-- Input material --
---

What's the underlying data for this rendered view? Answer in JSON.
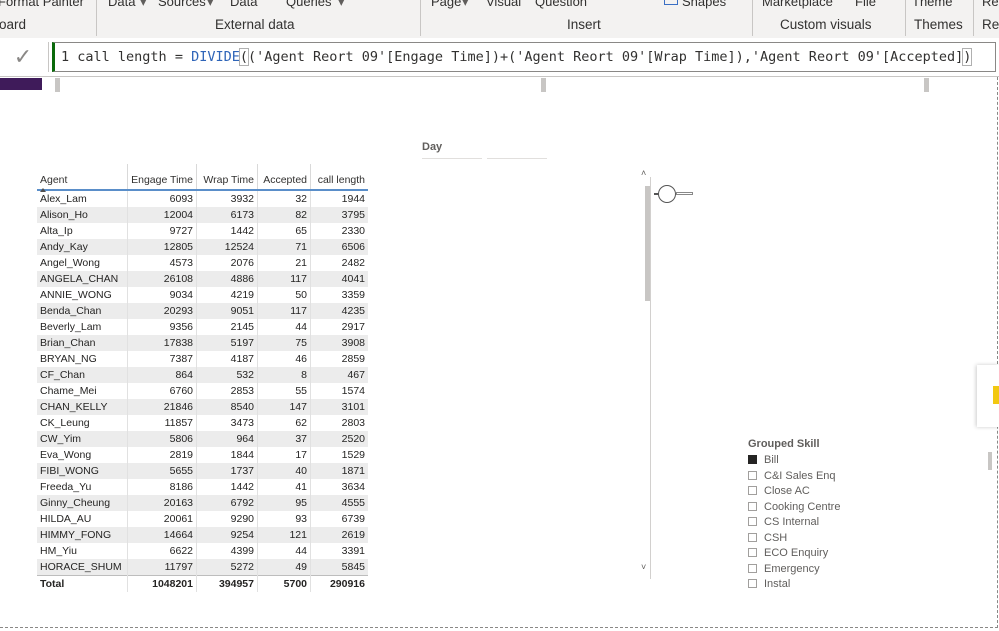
{
  "ribbon": {
    "top_items": {
      "format_painter": "Format Painter",
      "data": "Data",
      "sources": "Sources",
      "data2": "Data",
      "queries": "Queries",
      "page": "Page",
      "visual": "Visual",
      "question": "Question",
      "shapes": "Shapes",
      "marketplace": "Marketplace",
      "file": "File",
      "theme": "Theme",
      "re": "Re"
    },
    "groups": {
      "clipboard": "oard",
      "external_data": "External data",
      "insert": "Insert",
      "custom_visuals": "Custom visuals",
      "themes": "Themes",
      "re": "Re"
    }
  },
  "formula_bar": {
    "check_icon": "✓",
    "line_number": "1",
    "measure_name": "call length",
    "equals": " = ",
    "function": "DIVIDE",
    "open_paren": "(",
    "args": "('Agent Reort 09'[Engage Time])+('Agent Reort 09'[Wrap Time]),'Agent Reort 09'[Accepted]",
    "close_paren": ")"
  },
  "table": {
    "columns": [
      "Agent",
      "Engage Time",
      "Wrap Time",
      "Accepted",
      "call length"
    ],
    "rows": [
      [
        "Alex_Lam",
        "6093",
        "3932",
        "32",
        "1944"
      ],
      [
        "Alison_Ho",
        "12004",
        "6173",
        "82",
        "3795"
      ],
      [
        "Alta_Ip",
        "9727",
        "1442",
        "65",
        "2330"
      ],
      [
        "Andy_Kay",
        "12805",
        "12524",
        "71",
        "6506"
      ],
      [
        "Angel_Wong",
        "4573",
        "2076",
        "21",
        "2482"
      ],
      [
        "ANGELA_CHAN",
        "26108",
        "4886",
        "117",
        "4041"
      ],
      [
        "ANNIE_WONG",
        "9034",
        "4219",
        "50",
        "3359"
      ],
      [
        "Benda_Chan",
        "20293",
        "9051",
        "117",
        "4235"
      ],
      [
        "Beverly_Lam",
        "9356",
        "2145",
        "44",
        "2917"
      ],
      [
        "Brian_Chan",
        "17838",
        "5197",
        "75",
        "3908"
      ],
      [
        "BRYAN_NG",
        "7387",
        "4187",
        "46",
        "2859"
      ],
      [
        "CF_Chan",
        "864",
        "532",
        "8",
        "467"
      ],
      [
        "Chame_Mei",
        "6760",
        "2853",
        "55",
        "1574"
      ],
      [
        "CHAN_KELLY",
        "21846",
        "8540",
        "147",
        "3101"
      ],
      [
        "CK_Leung",
        "11857",
        "3473",
        "62",
        "2803"
      ],
      [
        "CW_Yim",
        "5806",
        "964",
        "37",
        "2520"
      ],
      [
        "Eva_Wong",
        "2819",
        "1844",
        "17",
        "1529"
      ],
      [
        "FIBI_WONG",
        "5655",
        "1737",
        "40",
        "1871"
      ],
      [
        "Freeda_Yu",
        "8186",
        "1442",
        "41",
        "3634"
      ],
      [
        "Ginny_Cheung",
        "20163",
        "6792",
        "95",
        "4555"
      ],
      [
        "HILDA_AU",
        "20061",
        "9290",
        "93",
        "6739"
      ],
      [
        "HIMMY_FONG",
        "14664",
        "9254",
        "121",
        "2619"
      ],
      [
        "HM_Yiu",
        "6622",
        "4399",
        "44",
        "3391"
      ],
      [
        "HORACE_SHUM",
        "11797",
        "5272",
        "49",
        "5845"
      ]
    ],
    "total": [
      "Total",
      "1048201",
      "394957",
      "5700",
      "290916"
    ]
  },
  "day_slicer": {
    "title": "Day"
  },
  "grouped_skill_slicer": {
    "title": "Grouped Skill",
    "items": [
      {
        "label": "Bill",
        "checked": true
      },
      {
        "label": "C&I Sales Enq",
        "checked": false
      },
      {
        "label": "Close AC",
        "checked": false
      },
      {
        "label": "Cooking Centre",
        "checked": false
      },
      {
        "label": "CS Internal",
        "checked": false
      },
      {
        "label": "CSH",
        "checked": false
      },
      {
        "label": "ECO Enquiry",
        "checked": false
      },
      {
        "label": "Emergency",
        "checked": false
      },
      {
        "label": "Instal",
        "checked": false
      }
    ]
  },
  "colors": {
    "accent_blue": "#5a8ec9",
    "dark_purple": "#3f1b5a",
    "formula_green": "#0b6a0b"
  }
}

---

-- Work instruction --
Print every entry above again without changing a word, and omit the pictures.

-- Answer --
What's the underlying data for this rendered view? Answer in JSON.
{
  "ribbon": {
    "top_items": {
      "format_painter": "Format Painter",
      "data": "Data",
      "sources": "Sources",
      "data2": "Data",
      "queries": "Queries",
      "page": "Page",
      "visual": "Visual",
      "question": "Question",
      "shapes": "Shapes",
      "marketplace": "Marketplace",
      "file": "File",
      "theme": "Theme",
      "re": "Re"
    },
    "groups": {
      "clipboard": "oard",
      "external_data": "External data",
      "insert": "Insert",
      "custom_visuals": "Custom visuals",
      "themes": "Themes",
      "re": "Re"
    }
  },
  "formula_bar": {
    "check_icon": "✓",
    "line_number": "1",
    "measure_name": "call length",
    "equals": " = ",
    "function": "DIVIDE",
    "open_paren": "(",
    "args": "('Agent Reort 09'[Engage Time])+('Agent Reort 09'[Wrap Time]),'Agent Reort 09'[Accepted]",
    "close_paren": ")"
  },
  "table": {
    "columns": [
      "Agent",
      "Engage Time",
      "Wrap Time",
      "Accepted",
      "call length"
    ],
    "rows": [
      [
        "Alex_Lam",
        "6093",
        "3932",
        "32",
        "1944"
      ],
      [
        "Alison_Ho",
        "12004",
        "6173",
        "82",
        "3795"
      ],
      [
        "Alta_Ip",
        "9727",
        "1442",
        "65",
        "2330"
      ],
      [
        "Andy_Kay",
        "12805",
        "12524",
        "71",
        "6506"
      ],
      [
        "Angel_Wong",
        "4573",
        "2076",
        "21",
        "2482"
      ],
      [
        "ANGELA_CHAN",
        "26108",
        "4886",
        "117",
        "4041"
      ],
      [
        "ANNIE_WONG",
        "9034",
        "4219",
        "50",
        "3359"
      ],
      [
        "Benda_Chan",
        "20293",
        "9051",
        "117",
        "4235"
      ],
      [
        "Beverly_Lam",
        "9356",
        "2145",
        "44",
        "2917"
      ],
      [
        "Brian_Chan",
        "17838",
        "5197",
        "75",
        "3908"
      ],
      [
        "BRYAN_NG",
        "7387",
        "4187",
        "46",
        "2859"
      ],
      [
        "CF_Chan",
        "864",
        "532",
        "8",
        "467"
      ],
      [
        "Chame_Mei",
        "6760",
        "2853",
        "55",
        "1574"
      ],
      [
        "CHAN_KELLY",
        "21846",
        "8540",
        "147",
        "3101"
      ],
      [
        "CK_Leung",
        "11857",
        "3473",
        "62",
        "2803"
      ],
      [
        "CW_Yim",
        "5806",
        "964",
        "37",
        "2520"
      ],
      [
        "Eva_Wong",
        "2819",
        "1844",
        "17",
        "1529"
      ],
      [
        "FIBI_WONG",
        "5655",
        "1737",
        "40",
        "1871"
      ],
      [
        "Freeda_Yu",
        "8186",
        "1442",
        "41",
        "3634"
      ],
      [
        "Ginny_Cheung",
        "20163",
        "6792",
        "95",
        "4555"
      ],
      [
        "HILDA_AU",
        "20061",
        "9290",
        "93",
        "6739"
      ],
      [
        "HIMMY_FONG",
        "14664",
        "9254",
        "121",
        "2619"
      ],
      [
        "HM_Yiu",
        "6622",
        "4399",
        "44",
        "3391"
      ],
      [
        "HORACE_SHUM",
        "11797",
        "5272",
        "49",
        "5845"
      ]
    ],
    "total": [
      "Total",
      "1048201",
      "394957",
      "5700",
      "290916"
    ]
  },
  "day_slicer": {
    "title": "Day"
  },
  "grouped_skill_slicer": {
    "title": "Grouped Skill",
    "items": [
      {
        "label": "Bill",
        "checked": true
      },
      {
        "label": "C&I Sales Enq",
        "checked": false
      },
      {
        "label": "Close AC",
        "checked": false
      },
      {
        "label": "Cooking Centre",
        "checked": false
      },
      {
        "label": "CS Internal",
        "checked": false
      },
      {
        "label": "CSH",
        "checked": false
      },
      {
        "label": "ECO Enquiry",
        "checked": false
      },
      {
        "label": "Emergency",
        "checked": false
      },
      {
        "label": "Instal",
        "checked": false
      }
    ]
  },
  "colors": {
    "accent_blue": "#5a8ec9",
    "dark_purple": "#3f1b5a",
    "formula_green": "#0b6a0b"
  }
}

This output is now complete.